[Stored entries]
((

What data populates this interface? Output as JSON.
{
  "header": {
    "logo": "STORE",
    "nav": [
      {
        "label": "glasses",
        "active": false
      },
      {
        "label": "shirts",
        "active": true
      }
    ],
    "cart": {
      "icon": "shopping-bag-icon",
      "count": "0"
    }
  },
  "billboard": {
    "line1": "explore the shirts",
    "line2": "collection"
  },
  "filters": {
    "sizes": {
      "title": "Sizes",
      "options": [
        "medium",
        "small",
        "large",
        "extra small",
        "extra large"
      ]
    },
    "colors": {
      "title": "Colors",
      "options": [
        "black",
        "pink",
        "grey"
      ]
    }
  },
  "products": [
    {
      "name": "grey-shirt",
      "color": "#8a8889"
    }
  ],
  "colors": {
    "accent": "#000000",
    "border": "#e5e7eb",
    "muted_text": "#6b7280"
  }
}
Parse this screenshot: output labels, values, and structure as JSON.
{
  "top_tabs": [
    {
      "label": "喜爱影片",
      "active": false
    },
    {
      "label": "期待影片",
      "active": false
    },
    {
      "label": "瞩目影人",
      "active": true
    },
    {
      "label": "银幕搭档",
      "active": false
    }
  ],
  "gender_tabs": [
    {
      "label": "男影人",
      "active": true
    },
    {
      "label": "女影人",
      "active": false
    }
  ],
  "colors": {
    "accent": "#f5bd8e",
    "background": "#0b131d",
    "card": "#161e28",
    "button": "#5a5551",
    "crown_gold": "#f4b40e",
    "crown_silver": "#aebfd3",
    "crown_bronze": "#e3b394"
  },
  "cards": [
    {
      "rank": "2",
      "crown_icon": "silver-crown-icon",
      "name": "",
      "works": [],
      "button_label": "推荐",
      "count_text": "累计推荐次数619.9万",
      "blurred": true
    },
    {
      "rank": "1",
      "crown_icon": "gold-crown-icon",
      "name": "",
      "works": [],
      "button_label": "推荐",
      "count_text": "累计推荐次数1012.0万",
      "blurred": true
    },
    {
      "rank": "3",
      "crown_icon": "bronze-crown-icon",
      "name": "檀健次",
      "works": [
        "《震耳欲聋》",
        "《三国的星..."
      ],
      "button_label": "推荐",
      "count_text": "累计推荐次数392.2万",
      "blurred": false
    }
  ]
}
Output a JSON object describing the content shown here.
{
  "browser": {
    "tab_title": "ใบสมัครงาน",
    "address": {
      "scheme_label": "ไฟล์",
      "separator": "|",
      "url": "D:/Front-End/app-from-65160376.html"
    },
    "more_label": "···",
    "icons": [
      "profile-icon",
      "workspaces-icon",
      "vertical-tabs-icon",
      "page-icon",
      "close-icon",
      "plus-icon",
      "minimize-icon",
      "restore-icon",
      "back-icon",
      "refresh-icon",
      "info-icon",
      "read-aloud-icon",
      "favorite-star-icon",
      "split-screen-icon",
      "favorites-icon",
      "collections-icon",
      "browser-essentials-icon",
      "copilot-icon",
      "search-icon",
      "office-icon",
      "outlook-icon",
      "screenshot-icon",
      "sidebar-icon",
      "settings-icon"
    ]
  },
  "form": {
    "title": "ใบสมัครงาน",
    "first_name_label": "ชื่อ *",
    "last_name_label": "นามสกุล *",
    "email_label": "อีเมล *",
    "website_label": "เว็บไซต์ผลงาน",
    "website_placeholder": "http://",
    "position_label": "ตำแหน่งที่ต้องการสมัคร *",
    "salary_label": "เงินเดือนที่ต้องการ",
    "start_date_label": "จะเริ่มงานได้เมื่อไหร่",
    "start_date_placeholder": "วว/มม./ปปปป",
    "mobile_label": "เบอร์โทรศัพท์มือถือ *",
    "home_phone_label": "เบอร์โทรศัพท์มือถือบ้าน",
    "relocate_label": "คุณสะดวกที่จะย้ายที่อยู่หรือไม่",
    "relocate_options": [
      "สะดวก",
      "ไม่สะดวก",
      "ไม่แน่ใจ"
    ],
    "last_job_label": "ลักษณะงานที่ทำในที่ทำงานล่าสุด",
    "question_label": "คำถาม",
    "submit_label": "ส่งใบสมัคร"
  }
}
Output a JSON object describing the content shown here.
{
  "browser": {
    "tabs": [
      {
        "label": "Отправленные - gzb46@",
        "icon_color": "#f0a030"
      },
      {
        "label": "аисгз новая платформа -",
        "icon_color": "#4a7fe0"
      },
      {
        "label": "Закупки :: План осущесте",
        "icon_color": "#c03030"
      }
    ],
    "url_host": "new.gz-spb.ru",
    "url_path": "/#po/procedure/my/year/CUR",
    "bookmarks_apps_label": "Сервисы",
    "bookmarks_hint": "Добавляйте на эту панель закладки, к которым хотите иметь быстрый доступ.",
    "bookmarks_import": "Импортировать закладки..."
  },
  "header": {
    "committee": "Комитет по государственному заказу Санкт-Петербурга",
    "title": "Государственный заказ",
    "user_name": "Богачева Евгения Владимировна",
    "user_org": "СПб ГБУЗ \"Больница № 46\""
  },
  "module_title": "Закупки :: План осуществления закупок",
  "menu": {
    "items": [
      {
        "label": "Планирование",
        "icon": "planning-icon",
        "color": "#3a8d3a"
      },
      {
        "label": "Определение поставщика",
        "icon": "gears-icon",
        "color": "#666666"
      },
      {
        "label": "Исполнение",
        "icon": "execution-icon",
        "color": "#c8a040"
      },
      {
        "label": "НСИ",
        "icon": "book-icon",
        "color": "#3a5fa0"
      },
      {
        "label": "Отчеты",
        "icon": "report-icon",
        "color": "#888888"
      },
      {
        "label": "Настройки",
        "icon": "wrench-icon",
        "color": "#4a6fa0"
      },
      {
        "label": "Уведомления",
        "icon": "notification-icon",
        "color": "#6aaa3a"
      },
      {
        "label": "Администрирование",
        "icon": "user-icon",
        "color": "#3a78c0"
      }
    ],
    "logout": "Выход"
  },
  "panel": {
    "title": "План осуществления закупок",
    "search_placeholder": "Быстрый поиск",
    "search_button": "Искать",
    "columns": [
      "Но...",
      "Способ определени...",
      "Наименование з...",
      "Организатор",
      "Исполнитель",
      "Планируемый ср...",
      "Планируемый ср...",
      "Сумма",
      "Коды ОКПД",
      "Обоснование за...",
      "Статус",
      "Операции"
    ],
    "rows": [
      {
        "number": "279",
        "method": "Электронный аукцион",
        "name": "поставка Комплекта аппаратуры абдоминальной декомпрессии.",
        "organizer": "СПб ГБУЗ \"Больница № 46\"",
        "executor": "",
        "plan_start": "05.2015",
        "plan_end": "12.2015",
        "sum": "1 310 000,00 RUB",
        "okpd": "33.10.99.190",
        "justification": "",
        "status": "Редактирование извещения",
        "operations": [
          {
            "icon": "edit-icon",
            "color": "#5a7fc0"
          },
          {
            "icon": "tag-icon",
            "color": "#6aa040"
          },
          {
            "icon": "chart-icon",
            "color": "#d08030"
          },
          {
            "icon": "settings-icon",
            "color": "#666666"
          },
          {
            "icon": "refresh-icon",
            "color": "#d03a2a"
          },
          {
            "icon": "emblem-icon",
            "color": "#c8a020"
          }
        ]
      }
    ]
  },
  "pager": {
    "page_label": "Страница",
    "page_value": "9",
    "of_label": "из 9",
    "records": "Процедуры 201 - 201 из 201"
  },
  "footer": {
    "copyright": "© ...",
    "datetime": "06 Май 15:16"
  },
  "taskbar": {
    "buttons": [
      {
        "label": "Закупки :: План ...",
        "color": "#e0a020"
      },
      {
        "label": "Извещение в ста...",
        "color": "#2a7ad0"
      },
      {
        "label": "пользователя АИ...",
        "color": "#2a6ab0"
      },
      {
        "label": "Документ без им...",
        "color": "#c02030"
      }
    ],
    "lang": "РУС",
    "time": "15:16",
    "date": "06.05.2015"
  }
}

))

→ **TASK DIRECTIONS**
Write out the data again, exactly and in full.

→ **REPLY TO THE EXERCISE**
What data populates this interface? Output as JSON.
{
  "header": {
    "logo": "STORE",
    "nav": [
      {
        "label": "glasses",
        "active": false
      },
      {
        "label": "shirts",
        "active": true
      }
    ],
    "cart": {
      "icon": "shopping-bag-icon",
      "count": "0"
    }
  },
  "billboard": {
    "line1": "explore the shirts",
    "line2": "collection"
  },
  "filters": {
    "sizes": {
      "title": "Sizes",
      "options": [
        "medium",
        "small",
        "large",
        "extra small",
        "extra large"
      ]
    },
    "colors": {
      "title": "Colors",
      "options": [
        "black",
        "pink",
        "grey"
      ]
    }
  },
  "products": [
    {
      "name": "grey-shirt",
      "color": "#8a8889"
    }
  ],
  "colors": {
    "accent": "#000000",
    "border": "#e5e7eb",
    "muted_text": "#6b7280"
  }
}
Parse this screenshot: output labels, values, and structure as JSON.
{
  "top_tabs": [
    {
      "label": "喜爱影片",
      "active": false
    },
    {
      "label": "期待影片",
      "active": false
    },
    {
      "label": "瞩目影人",
      "active": true
    },
    {
      "label": "银幕搭档",
      "active": false
    }
  ],
  "gender_tabs": [
    {
      "label": "男影人",
      "active": true
    },
    {
      "label": "女影人",
      "active": false
    }
  ],
  "colors": {
    "accent": "#f5bd8e",
    "background": "#0b131d",
    "card": "#161e28",
    "button": "#5a5551",
    "crown_gold": "#f4b40e",
    "crown_silver": "#aebfd3",
    "crown_bronze": "#e3b394"
  },
  "cards": [
    {
      "rank": "2",
      "crown_icon": "silver-crown-icon",
      "name": "",
      "works": [],
      "button_label": "推荐",
      "count_text": "累计推荐次数619.9万",
      "blurred": true
    },
    {
      "rank": "1",
      "crown_icon": "gold-crown-icon",
      "name": "",
      "works": [],
      "button_label": "推荐",
      "count_text": "累计推荐次数1012.0万",
      "blurred": true
    },
    {
      "rank": "3",
      "crown_icon": "bronze-crown-icon",
      "name": "檀健次",
      "works": [
        "《震耳欲聋》",
        "《三国的星..."
      ],
      "button_label": "推荐",
      "count_text": "累计推荐次数392.2万",
      "blurred": false
    }
  ]
}
Output a JSON object describing the content shown here.
{
  "browser": {
    "tab_title": "ใบสมัครงาน",
    "address": {
      "scheme_label": "ไฟล์",
      "separator": "|",
      "url": "D:/Front-End/app-from-65160376.html"
    },
    "more_label": "···",
    "icons": [
      "profile-icon",
      "workspaces-icon",
      "vertical-tabs-icon",
      "page-icon",
      "close-icon",
      "plus-icon",
      "minimize-icon",
      "restore-icon",
      "back-icon",
      "refresh-icon",
      "info-icon",
      "read-aloud-icon",
      "favorite-star-icon",
      "split-screen-icon",
      "favorites-icon",
      "collections-icon",
      "browser-essentials-icon",
      "copilot-icon",
      "search-icon",
      "office-icon",
      "outlook-icon",
      "screenshot-icon",
      "sidebar-icon",
      "settings-icon"
    ]
  },
  "form": {
    "title": "ใบสมัครงาน",
    "first_name_label": "ชื่อ *",
    "last_name_label": "นามสกุล *",
    "email_label": "อีเมล *",
    "website_label": "เว็บไซต์ผลงาน",
    "website_placeholder": "http://",
    "position_label": "ตำแหน่งที่ต้องการสมัคร *",
    "salary_label": "เงินเดือนที่ต้องการ",
    "start_date_label": "จะเริ่มงานได้เมื่อไหร่",
    "start_date_placeholder": "วว/มม./ปปปป",
    "mobile_label": "เบอร์โทรศัพท์มือถือ *",
    "home_phone_label": "เบอร์โทรศัพท์มือถือบ้าน",
    "relocate_label": "คุณสะดวกที่จะย้ายที่อยู่หรือไม่",
    "relocate_options": [
      "สะดวก",
      "ไม่สะดวก",
      "ไม่แน่ใจ"
    ],
    "last_job_label": "ลักษณะงานที่ทำในที่ทำงานล่าสุด",
    "question_label": "คำถาม",
    "submit_label": "ส่งใบสมัคร"
  }
}
Output a JSON object describing the content shown here.
{
  "browser": {
    "tabs": [
      {
        "label": "Отправленные - gzb46@",
        "icon_color": "#f0a030"
      },
      {
        "label": "аисгз новая платформа -",
        "icon_color": "#4a7fe0"
      },
      {
        "label": "Закупки :: План осущесте",
        "icon_color": "#c03030"
      }
    ],
    "url_host": "new.gz-spb.ru",
    "url_path": "/#po/procedure/my/year/CUR",
    "bookmarks_apps_label": "Сервисы",
    "bookmarks_hint": "Добавляйте на эту панель закладки, к которым хотите иметь быстрый доступ.",
    "bookmarks_import": "Импортировать закладки..."
  },
  "header": {
    "committee": "Комитет по государственному заказу Санкт-Петербурга",
    "title": "Государственный заказ",
    "user_name": "Богачева Евгения Владимировна",
    "user_org": "СПб ГБУЗ \"Больница № 46\""
  },
  "module_title": "Закупки :: План осуществления закупок",
  "menu": {
    "items": [
      {
        "label": "Планирование",
        "icon": "planning-icon",
        "color": "#3a8d3a"
      },
      {
        "label": "Определение поставщика",
        "icon": "gears-icon",
        "color": "#666666"
      },
      {
        "label": "Исполнение",
        "icon": "execution-icon",
        "color": "#c8a040"
      },
      {
        "label": "НСИ",
        "icon": "book-icon",
        "color": "#3a5fa0"
      },
      {
        "label": "Отчеты",
        "icon": "report-icon",
        "color": "#888888"
      },
      {
        "label": "Настройки",
        "icon": "wrench-icon",
        "color": "#4a6fa0"
      },
      {
        "label": "Уведомления",
        "icon": "notification-icon",
        "color": "#6aaa3a"
      },
      {
        "label": "Администрирование",
        "icon": "user-icon",
        "color": "#3a78c0"
      }
    ],
    "logout": "Выход"
  },
  "panel": {
    "title": "План осуществления закупок",
    "search_placeholder": "Быстрый поиск",
    "search_button": "Искать",
    "columns": [
      "Но...",
      "Способ определени...",
      "Наименование з...",
      "Организатор",
      "Исполнитель",
      "Планируемый ср...",
      "Планируемый ср...",
      "Сумма",
      "Коды ОКПД",
      "Обоснование за...",
      "Статус",
      "Операции"
    ],
    "rows": [
      {
        "number": "279",
        "method": "Электронный аукцион",
        "name": "поставка Комплекта аппаратуры абдоминальной декомпрессии.",
        "organizer": "СПб ГБУЗ \"Больница № 46\"",
        "executor": "",
        "plan_start": "05.2015",
        "plan_end": "12.2015",
        "sum": "1 310 000,00 RUB",
        "okpd": "33.10.99.190",
        "justification": "",
        "status": "Редактирование извещения",
        "operations": [
          {
            "icon": "edit-icon",
            "color": "#5a7fc0"
          },
          {
            "icon": "tag-icon",
            "color": "#6aa040"
          },
          {
            "icon": "chart-icon",
            "color": "#d08030"
          },
          {
            "icon": "settings-icon",
            "color": "#666666"
          },
          {
            "icon": "refresh-icon",
            "color": "#d03a2a"
          },
          {
            "icon": "emblem-icon",
            "color": "#c8a020"
          }
        ]
      }
    ]
  },
  "pager": {
    "page_label": "Страница",
    "page_value": "9",
    "of_label": "из 9",
    "records": "Процедуры 201 - 201 из 201"
  },
  "footer": {
    "copyright": "© ...",
    "datetime": "06 Май 15:16"
  },
  "taskbar": {
    "buttons": [
      {
        "label": "Закупки :: План ...",
        "color": "#e0a020"
      },
      {
        "label": "Извещение в ста...",
        "color": "#2a7ad0"
      },
      {
        "label": "пользователя АИ...",
        "color": "#2a6ab0"
      },
      {
        "label": "Документ без им...",
        "color": "#c02030"
      }
    ],
    "lang": "РУС",
    "time": "15:16",
    "date": "06.05.2015"
  }
}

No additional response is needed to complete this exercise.